**THE DATA**
########

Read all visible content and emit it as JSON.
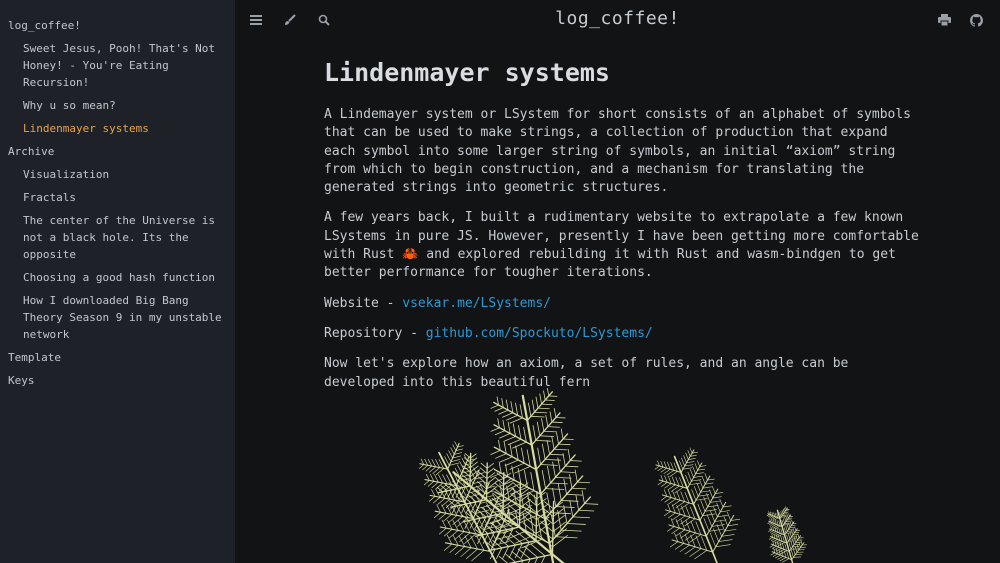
{
  "sidebar": {
    "items": [
      {
        "label": "log_coffee!",
        "level": 0,
        "active": false
      },
      {
        "label": "Sweet Jesus, Pooh! That's Not Honey! - You're Eating Recursion!",
        "level": 1,
        "active": false
      },
      {
        "label": "Why u so mean?",
        "level": 1,
        "active": false
      },
      {
        "label": "Lindenmayer systems",
        "level": 1,
        "active": true
      },
      {
        "label": "Archive",
        "level": 0,
        "active": false
      },
      {
        "label": "Visualization",
        "level": 1,
        "active": false
      },
      {
        "label": "Fractals",
        "level": 1,
        "active": false
      },
      {
        "label": "The center of the Universe is not a black hole. Its the opposite",
        "level": 1,
        "active": false
      },
      {
        "label": "Choosing a good hash function",
        "level": 1,
        "active": false
      },
      {
        "label": "How I downloaded Big Bang Theory Season 9 in my unstable network",
        "level": 1,
        "active": false
      },
      {
        "label": "Template",
        "level": 0,
        "active": false
      },
      {
        "label": "Keys",
        "level": 0,
        "active": false
      }
    ]
  },
  "header": {
    "title": "log_coffee!",
    "icons": [
      "menu-icon",
      "brush-icon",
      "search-icon",
      "print-icon",
      "github-icon"
    ]
  },
  "article": {
    "title": "Lindenmayer systems",
    "p1": "A Lindemayer system or LSystem for short consists of an alphabet of symbols that can be used to make strings, a collection of production that expand each symbol into some larger string of symbols, an initial “axiom” string from which to begin construction, and a mechanism for translating the generated strings into geometric structures.",
    "p2_a": "A few years back, I built a rudimentary website to extrapolate a few known LSystems in pure JS. However, presently I have been getting more comfortable with Rust ",
    "p2_emoji": "🦀",
    "p2_b": " and explored rebuilding it with Rust and wasm-bindgen to get better performance for tougher iterations.",
    "website_label": "Website - ",
    "website_link": "vsekar.me/LSystems/",
    "repo_label": "Repository - ",
    "repo_link": "github.com/Spockuto/LSystems/",
    "p3": "Now let's explore how an axiom, a set of rules, and an angle can be developed into this beautiful fern"
  },
  "colors": {
    "sidebar_bg": "#1e2127",
    "main_bg": "#111315",
    "accent": "#e8a44a",
    "link": "#2b9ad6",
    "fern": "#d8dca0"
  }
}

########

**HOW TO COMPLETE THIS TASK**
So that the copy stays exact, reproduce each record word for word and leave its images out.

**SOLVED PROBLEM**
Read all visible content and emit it as JSON.
{
  "sidebar": {
    "items": [
      {
        "label": "log_coffee!",
        "level": 0,
        "active": false
      },
      {
        "label": "Sweet Jesus, Pooh! That's Not Honey! - You're Eating Recursion!",
        "level": 1,
        "active": false
      },
      {
        "label": "Why u so mean?",
        "level": 1,
        "active": false
      },
      {
        "label": "Lindenmayer systems",
        "level": 1,
        "active": true
      },
      {
        "label": "Archive",
        "level": 0,
        "active": false
      },
      {
        "label": "Visualization",
        "level": 1,
        "active": false
      },
      {
        "label": "Fractals",
        "level": 1,
        "active": false
      },
      {
        "label": "The center of the Universe is not a black hole. Its the opposite",
        "level": 1,
        "active": false
      },
      {
        "label": "Choosing a good hash function",
        "level": 1,
        "active": false
      },
      {
        "label": "How I downloaded Big Bang Theory Season 9 in my unstable network",
        "level": 1,
        "active": false
      },
      {
        "label": "Template",
        "level": 0,
        "active": false
      },
      {
        "label": "Keys",
        "level": 0,
        "active": false
      }
    ]
  },
  "header": {
    "title": "log_coffee!",
    "icons": [
      "menu-icon",
      "brush-icon",
      "search-icon",
      "print-icon",
      "github-icon"
    ]
  },
  "article": {
    "title": "Lindenmayer systems",
    "p1": "A Lindemayer system or LSystem for short consists of an alphabet of symbols that can be used to make strings, a collection of production that expand each symbol into some larger string of symbols, an initial “axiom” string from which to begin construction, and a mechanism for translating the generated strings into geometric structures.",
    "p2_a": "A few years back, I built a rudimentary website to extrapolate a few known LSystems in pure JS. However, presently I have been getting more comfortable with Rust ",
    "p2_emoji": "🦀",
    "p2_b": " and explored rebuilding it with Rust and wasm-bindgen to get better performance for tougher iterations.",
    "website_label": "Website - ",
    "website_link": "vsekar.me/LSystems/",
    "repo_label": "Repository - ",
    "repo_link": "github.com/Spockuto/LSystems/",
    "p3": "Now let's explore how an axiom, a set of rules, and an angle can be developed into this beautiful fern"
  },
  "colors": {
    "sidebar_bg": "#1e2127",
    "main_bg": "#111315",
    "accent": "#e8a44a",
    "link": "#2b9ad6",
    "fern": "#d8dca0"
  }
}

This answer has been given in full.